About five years ago my eyes first locked on Andrea’s. Her big brown eyes seemed to beckon me through the computer screen and I could not look away.
She was adorable.
The weekend before I’d been at a Women of Faith conference. While there, they spoke about their partnership with World Vision. Although I’d been to WOF before and heard of their ministry, this year I came home feeling called to form a relationship with a child. Maybe it was the message from my sweet one year old saying “mama” into my phone. Maybe it was the thought that my baby girl was comfortable in a heated home full of hope with her amazing father while a baby girl elsewhere lived in a hut the size of my closet while her parents prayed for hope.
Two children born into two very different situations resulting in two very different lives.
Andrea shared Grace’s birthday and as my husband looked over World Vision’s materials he simply said, “Let’s do it.” A sponsorship was born. I have to admit, I didn’t expect our $30 per month to be life changing but, in my mind, that I was okay. If World Vision could use our dollars as a vehicle to help put food on their table, provide access to medical care, and give hope, that was sufficient.
Cecilia (Andrea’s mother) and I began to communicate. We’d write letters to one another and share about our families. As our girls grew, they entered into the conversations, growing excited about the lives of their friend afar. My girls drew pictures, told her about snow, and imagined living in a place so warm it never fell. Each time a World Vision envelope found its way to our mailbox opportunity seemed to multiply in Equador while joy swelled here in South Dakota.
Right before the girls’ sixth birthday another World Vision letter arrived. Quickly and excitedly, I opened the letter to read the grace filled note from a woman who had found her way into my heart.
But it wasn’t from her. It was from World Vision. The project goals were met. Andrea’s family was self sufficient.
Overwhelmed, I began to cry. I cried because I hadn’t written more. I cried because a relationship that had taken root was no longer going to grow. I cried because I didn’t want to tell the girls they couldn’t draw any more pictures for Andrea.

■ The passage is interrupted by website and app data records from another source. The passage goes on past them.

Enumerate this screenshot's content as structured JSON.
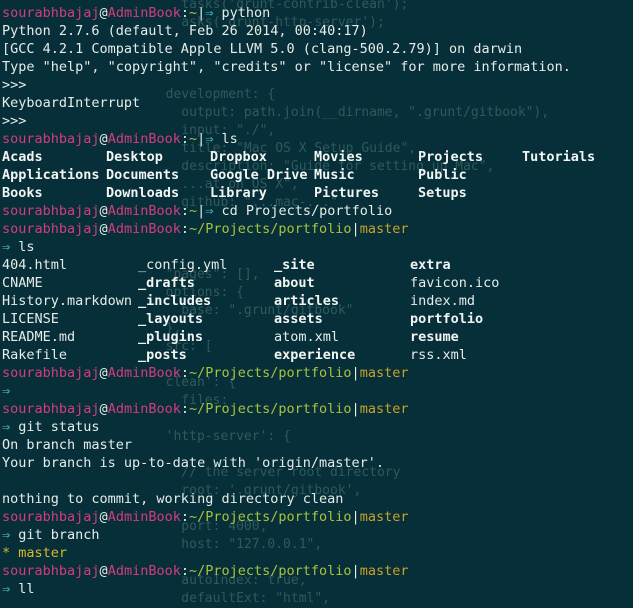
{
  "ghost_code": [
    "    tasks('grunt-contrib-clean');",
    "    asks('grunt-http-server');",
    "",
    "",
    "",
    "  development: {",
    "    output: path.join(__dirname, \".grunt/gitbook\"),",
    "    input: \"./\",",
    "    title: \"Mac OS X Setup Guide\",",
    "    description: \"Guide for setting up Mac\",",
    "    ...at on OS X\",",
    "    github: \"...mac-...\"",
    "",
    "",
    "",
    "  \"pages\": [],",
    "  options: {",
    "    base: \".grunt/gitbook\"",
    "  },",
    "  src: [",
    "",
    "  clean': {",
    "    files:",
    "",
    "  'http-server': {",
    "",
    "    // the server root directory",
    "    root: '.grunt/gitbook',",
    "",
    "    port: 4000,",
    "    host: \"127.0.0.1\",",
    "",
    "    autoIndex: true,",
    "    defaultExt: \"html\","
  ],
  "prompt": {
    "user": "sourabhbajaj",
    "at": "@",
    "host": "AdminBook",
    "colon": ":",
    "home": "~",
    "repo_path": "~/Projects/portfolio",
    "bar": "|",
    "branch": "master",
    "arrow": "⇒"
  },
  "cmds": {
    "python": "python",
    "ls": "ls",
    "cd": "cd Projects/portfolio",
    "git_status": "git status",
    "git_branch": "git branch",
    "ll": "ll"
  },
  "python_out": {
    "banner1": "Python 2.7.6 (default, Feb 26 2014, 00:40:17)",
    "banner2": "[GCC 4.2.1 Compatible Apple LLVM 5.0 (clang-500.2.79)] on darwin",
    "banner3": "Type \"help\", \"copyright\", \"credits\" or \"license\" for more information.",
    "ps1": ">>>",
    "interrupt": "KeyboardInterrupt"
  },
  "home_ls": [
    [
      "Acads",
      "Desktop",
      "Dropbox",
      "Movies",
      "Projects",
      "Tutorials"
    ],
    [
      "Applications",
      "Documents",
      "Google Drive",
      "Music",
      "Public",
      ""
    ],
    [
      "Books",
      "Downloads",
      "Library",
      "Pictures",
      "Setups",
      ""
    ]
  ],
  "portfolio_ls": [
    [
      {
        "t": "404.html",
        "b": false
      },
      {
        "t": "_config.yml",
        "b": false
      },
      {
        "t": "_site",
        "b": true
      },
      {
        "t": "extra",
        "b": true
      }
    ],
    [
      {
        "t": "CNAME",
        "b": false
      },
      {
        "t": "_drafts",
        "b": true
      },
      {
        "t": "about",
        "b": true
      },
      {
        "t": "favicon.ico",
        "b": false
      }
    ],
    [
      {
        "t": "History.markdown",
        "b": false
      },
      {
        "t": "_includes",
        "b": true
      },
      {
        "t": "articles",
        "b": true
      },
      {
        "t": "index.md",
        "b": false
      }
    ],
    [
      {
        "t": "LICENSE",
        "b": false
      },
      {
        "t": "_layouts",
        "b": true
      },
      {
        "t": "assets",
        "b": true
      },
      {
        "t": "portfolio",
        "b": true
      }
    ],
    [
      {
        "t": "README.md",
        "b": false
      },
      {
        "t": "_plugins",
        "b": true
      },
      {
        "t": "atom.xml",
        "b": false
      },
      {
        "t": "resume",
        "b": true
      }
    ],
    [
      {
        "t": "Rakefile",
        "b": false
      },
      {
        "t": "_posts",
        "b": true
      },
      {
        "t": "experience",
        "b": true
      },
      {
        "t": "rss.xml",
        "b": false
      }
    ]
  ],
  "git_status_out": {
    "l1": "On branch master",
    "l2": "Your branch is up-to-date with 'origin/master'.",
    "l3": "nothing to commit, working directory clean"
  },
  "git_branch_out": {
    "star": "*",
    "name": "master"
  },
  "colors": {
    "background": "#062f39",
    "user": "#d33c7e",
    "path": "#a7c23e",
    "branch": "#c9a227",
    "arrow": "#4bc6c7",
    "text": "#e6ece8"
  }
}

AND, I cried because World Vision was so much more than I’d ever believed they could be. Using what couldn’t even buy us one dinner out, World Vision had walked alongside the community and taught the people to garden and breed animals. They transformed a destitute community into a more educated, self-sufficient community. Andrea and her family had grasped the hope they once dreamed of.
After we told the girls, they drew last pictures and we wrote a note sharing our heart. Shortly thereafter, we heard from Cecilia and she happily signed off “Goodbye forever!”
I couldn’t help but smile.
This month as we count our blessings, we graciously include World Vision because they made believers out of us. With the right people and the proper teaching, dire poverty can be broken. This is a goodbye worth celebrating.
Goodbye forever, Andrea and family. Hello, sweet Nayely. Your first letter with child artwork will be arriving soon. :)